Bring with you into your day the commitment to listen wholeheartedly in all the moments when someone is asking for your attention and presence.
In contact with a friend, listen with awareness and spaciousness.
Listen with your heart, sensing the reaching out to forge a connection with you and be fully present.
Listen with patience, noticing the moments when with impatience or boredom you start to disconnect. See if you can bring your attention back to be fully present.
Listen with openness, instead of preparing your responses or waiting for a lull in their speech so you can say something you deem to be more interesting or important.
Notice if there are moments when you start to judge whatever they are recounting to you. Sense whether it is possible to let go of those judgments and renew your commitment to being fully present with the person in front of you.
Bring awareness into those moments in your day when you are listening to someone who is distressed or angry.
Sense what happens in your own body, mind and heart as you listen to distress or anger.
Notice how you may be prone to stop listening as you prepare your defenses or retorts. Sense if you feel hurt or helpless as you absorb the words of another.
When faced with someone who is enraged, it may be helpful to explore what it means to stay connected with that person without being lost in the barrage of their words. Are you able to sustain eye contact with them, sense the pain or frustration that underlies their anger, and listen without feeling attacked? Are you able to leave their anger with them rather than feeling you need to defend yourself or respond in kind? Listening to someone who is deeply distressed or in pain can be deeply challenging.
As you listen to someone recounting to you their heartache, notice if as a reaction to feeling helpless, you begin to search for formulas or prescriptions to "fix" their pain. This may not be what is being asked of you. What is being asked for is a compassionate presence.
Faced with someone in distress, explore what it may mean simply to bring a compassionate, open stillness that can receive that sorrow.

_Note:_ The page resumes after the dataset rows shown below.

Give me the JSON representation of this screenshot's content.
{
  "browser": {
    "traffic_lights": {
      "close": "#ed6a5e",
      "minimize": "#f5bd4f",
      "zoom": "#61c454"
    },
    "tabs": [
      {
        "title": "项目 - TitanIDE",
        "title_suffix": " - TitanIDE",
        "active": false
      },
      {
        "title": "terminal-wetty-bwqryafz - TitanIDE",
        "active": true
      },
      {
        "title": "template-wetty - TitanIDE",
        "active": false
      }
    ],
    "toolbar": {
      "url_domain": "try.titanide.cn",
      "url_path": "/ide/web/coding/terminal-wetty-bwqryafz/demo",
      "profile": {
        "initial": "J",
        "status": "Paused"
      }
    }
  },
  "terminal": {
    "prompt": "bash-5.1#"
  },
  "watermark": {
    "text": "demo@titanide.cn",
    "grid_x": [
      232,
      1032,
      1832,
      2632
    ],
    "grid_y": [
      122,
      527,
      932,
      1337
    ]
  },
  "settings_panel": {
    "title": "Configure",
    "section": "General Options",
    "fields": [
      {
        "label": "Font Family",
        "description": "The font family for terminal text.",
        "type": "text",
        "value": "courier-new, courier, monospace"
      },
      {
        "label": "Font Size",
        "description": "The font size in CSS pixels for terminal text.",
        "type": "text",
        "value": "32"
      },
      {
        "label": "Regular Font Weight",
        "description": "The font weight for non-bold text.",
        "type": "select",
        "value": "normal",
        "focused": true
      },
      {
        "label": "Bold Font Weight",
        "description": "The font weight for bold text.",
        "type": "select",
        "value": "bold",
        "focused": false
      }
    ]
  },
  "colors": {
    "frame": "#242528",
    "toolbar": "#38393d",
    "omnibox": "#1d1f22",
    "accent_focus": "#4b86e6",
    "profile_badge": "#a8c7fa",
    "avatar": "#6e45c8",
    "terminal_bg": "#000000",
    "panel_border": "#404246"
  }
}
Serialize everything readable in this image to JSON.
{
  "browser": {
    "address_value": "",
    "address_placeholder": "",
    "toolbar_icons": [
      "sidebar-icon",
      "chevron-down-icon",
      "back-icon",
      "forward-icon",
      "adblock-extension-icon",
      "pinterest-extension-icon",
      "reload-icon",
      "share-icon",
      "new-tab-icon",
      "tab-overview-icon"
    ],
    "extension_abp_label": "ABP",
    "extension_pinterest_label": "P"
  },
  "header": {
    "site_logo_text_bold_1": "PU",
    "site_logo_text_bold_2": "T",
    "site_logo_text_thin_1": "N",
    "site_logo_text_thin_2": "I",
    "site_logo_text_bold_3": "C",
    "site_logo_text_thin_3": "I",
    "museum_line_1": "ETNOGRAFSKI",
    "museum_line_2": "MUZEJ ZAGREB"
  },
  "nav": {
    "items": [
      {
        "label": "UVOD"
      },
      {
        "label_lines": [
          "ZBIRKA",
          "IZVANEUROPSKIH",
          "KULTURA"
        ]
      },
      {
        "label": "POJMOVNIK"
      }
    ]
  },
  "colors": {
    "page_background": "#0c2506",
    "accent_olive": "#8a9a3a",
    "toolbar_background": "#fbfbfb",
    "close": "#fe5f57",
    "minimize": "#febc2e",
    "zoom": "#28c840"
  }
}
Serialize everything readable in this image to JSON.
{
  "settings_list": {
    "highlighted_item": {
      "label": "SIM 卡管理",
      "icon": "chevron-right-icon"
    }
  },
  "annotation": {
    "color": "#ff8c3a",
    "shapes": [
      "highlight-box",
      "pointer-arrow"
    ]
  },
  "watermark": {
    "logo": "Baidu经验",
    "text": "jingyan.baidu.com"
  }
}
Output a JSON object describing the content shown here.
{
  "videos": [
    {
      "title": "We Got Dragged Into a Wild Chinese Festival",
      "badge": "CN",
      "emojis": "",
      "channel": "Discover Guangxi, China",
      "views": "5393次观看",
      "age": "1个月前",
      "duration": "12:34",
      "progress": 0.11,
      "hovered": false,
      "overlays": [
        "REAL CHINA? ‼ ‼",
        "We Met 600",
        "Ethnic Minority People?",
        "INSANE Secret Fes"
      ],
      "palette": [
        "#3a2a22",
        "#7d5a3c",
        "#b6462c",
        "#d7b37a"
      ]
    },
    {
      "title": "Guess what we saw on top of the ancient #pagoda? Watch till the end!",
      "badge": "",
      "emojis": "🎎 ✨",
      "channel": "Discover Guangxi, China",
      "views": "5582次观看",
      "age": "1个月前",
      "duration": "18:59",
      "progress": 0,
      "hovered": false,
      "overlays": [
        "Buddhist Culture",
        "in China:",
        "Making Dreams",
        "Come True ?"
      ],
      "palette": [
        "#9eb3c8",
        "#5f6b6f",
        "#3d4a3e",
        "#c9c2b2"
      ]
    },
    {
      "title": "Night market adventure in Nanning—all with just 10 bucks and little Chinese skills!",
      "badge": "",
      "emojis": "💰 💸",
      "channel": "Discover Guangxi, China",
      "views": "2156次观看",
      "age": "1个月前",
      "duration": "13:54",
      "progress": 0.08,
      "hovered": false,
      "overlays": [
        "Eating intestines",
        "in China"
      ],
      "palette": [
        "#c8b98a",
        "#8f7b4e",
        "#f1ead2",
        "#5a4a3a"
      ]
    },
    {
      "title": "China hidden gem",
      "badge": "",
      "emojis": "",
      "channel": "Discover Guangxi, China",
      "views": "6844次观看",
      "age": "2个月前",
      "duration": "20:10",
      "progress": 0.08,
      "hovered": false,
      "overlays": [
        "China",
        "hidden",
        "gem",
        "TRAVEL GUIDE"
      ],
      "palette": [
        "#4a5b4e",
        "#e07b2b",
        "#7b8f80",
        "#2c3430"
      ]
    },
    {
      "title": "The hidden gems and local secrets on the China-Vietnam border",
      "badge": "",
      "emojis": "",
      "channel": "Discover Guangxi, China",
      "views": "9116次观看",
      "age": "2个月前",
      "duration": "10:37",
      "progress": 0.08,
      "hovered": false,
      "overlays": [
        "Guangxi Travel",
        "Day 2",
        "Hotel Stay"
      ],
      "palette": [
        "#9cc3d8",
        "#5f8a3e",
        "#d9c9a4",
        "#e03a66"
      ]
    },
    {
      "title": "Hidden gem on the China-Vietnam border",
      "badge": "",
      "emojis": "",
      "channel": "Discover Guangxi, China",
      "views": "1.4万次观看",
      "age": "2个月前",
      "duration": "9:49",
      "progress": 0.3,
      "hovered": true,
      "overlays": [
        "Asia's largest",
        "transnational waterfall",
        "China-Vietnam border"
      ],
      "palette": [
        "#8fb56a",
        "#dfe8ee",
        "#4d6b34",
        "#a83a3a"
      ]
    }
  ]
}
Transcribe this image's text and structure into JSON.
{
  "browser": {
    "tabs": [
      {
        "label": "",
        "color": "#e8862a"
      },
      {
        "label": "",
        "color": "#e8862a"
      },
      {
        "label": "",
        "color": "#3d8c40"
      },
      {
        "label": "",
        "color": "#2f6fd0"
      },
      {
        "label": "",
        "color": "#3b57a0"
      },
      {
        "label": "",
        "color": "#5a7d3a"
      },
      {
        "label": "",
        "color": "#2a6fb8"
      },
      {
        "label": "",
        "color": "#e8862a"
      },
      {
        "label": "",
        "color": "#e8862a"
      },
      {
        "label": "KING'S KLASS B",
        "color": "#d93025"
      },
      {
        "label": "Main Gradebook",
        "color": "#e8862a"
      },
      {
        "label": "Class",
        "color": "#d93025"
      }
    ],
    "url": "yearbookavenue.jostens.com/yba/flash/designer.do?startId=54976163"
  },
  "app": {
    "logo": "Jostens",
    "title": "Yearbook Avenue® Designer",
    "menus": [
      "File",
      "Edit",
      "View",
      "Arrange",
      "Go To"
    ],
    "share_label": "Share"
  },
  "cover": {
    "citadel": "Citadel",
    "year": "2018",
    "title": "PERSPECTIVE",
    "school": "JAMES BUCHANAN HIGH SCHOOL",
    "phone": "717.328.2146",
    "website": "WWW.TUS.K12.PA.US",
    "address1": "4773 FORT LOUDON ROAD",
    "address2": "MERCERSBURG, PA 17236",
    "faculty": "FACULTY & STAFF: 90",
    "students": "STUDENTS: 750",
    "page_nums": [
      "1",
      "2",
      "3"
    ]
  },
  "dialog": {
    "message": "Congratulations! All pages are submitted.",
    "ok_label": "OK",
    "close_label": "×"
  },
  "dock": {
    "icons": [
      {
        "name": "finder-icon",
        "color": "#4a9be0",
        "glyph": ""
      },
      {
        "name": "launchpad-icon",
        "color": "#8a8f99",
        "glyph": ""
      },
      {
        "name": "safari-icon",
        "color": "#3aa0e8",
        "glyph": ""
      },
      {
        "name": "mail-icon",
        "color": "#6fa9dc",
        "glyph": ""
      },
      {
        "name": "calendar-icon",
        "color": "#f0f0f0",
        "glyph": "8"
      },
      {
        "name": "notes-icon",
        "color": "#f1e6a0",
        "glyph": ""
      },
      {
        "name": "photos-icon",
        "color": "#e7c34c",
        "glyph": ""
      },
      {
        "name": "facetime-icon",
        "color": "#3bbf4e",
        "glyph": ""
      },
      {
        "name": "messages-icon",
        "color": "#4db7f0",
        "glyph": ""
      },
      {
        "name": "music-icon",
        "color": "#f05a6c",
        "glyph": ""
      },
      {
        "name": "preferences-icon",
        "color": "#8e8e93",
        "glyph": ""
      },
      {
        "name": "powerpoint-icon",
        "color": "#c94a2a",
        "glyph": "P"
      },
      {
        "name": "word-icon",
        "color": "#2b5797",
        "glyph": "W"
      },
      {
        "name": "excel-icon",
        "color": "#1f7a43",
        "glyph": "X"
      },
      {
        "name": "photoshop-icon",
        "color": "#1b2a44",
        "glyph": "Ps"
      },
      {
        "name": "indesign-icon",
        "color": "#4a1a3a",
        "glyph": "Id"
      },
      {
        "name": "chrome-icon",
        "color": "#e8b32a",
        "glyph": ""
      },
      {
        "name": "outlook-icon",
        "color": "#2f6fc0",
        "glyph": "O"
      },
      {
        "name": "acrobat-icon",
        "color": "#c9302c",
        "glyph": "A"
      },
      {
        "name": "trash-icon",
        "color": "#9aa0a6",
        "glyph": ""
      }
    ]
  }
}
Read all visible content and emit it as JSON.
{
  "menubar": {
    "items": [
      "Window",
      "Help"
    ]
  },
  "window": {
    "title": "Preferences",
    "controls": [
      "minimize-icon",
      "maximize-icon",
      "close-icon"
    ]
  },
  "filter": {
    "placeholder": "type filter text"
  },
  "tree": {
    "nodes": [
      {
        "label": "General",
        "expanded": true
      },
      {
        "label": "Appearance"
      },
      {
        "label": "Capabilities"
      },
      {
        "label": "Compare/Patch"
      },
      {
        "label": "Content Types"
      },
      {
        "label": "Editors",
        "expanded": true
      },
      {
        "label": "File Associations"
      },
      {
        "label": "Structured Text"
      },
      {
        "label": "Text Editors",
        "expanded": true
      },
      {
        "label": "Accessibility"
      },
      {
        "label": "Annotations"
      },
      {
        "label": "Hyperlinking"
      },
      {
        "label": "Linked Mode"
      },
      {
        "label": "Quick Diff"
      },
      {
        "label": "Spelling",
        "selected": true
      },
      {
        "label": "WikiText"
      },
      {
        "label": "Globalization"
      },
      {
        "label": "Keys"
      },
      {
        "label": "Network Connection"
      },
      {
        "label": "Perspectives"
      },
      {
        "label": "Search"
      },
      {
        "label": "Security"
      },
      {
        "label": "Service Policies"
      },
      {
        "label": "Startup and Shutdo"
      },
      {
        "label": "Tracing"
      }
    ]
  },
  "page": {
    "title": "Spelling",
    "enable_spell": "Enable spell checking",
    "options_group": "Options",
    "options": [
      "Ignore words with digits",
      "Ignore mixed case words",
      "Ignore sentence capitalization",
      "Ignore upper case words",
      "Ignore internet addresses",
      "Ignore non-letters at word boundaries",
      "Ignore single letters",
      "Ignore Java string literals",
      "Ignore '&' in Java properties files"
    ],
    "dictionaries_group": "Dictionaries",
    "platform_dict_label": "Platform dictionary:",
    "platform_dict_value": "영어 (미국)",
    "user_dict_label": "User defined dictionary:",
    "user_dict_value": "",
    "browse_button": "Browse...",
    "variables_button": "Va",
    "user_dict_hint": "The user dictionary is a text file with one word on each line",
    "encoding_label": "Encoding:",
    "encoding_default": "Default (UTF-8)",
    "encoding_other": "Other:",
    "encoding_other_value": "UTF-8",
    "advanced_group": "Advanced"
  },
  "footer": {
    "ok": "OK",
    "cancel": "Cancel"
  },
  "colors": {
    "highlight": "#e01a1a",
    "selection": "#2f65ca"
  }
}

Experiment with listening to yourself as you speak, sensing whether your speech is a genuine expression of care and sensitivity. Are you saying what you wish to say, communicating what you most need to communicate? Are you able to listen to your own heart and mind before the words are spoken?— Christina Feldman in Heart of Wisdom, Mind of Calm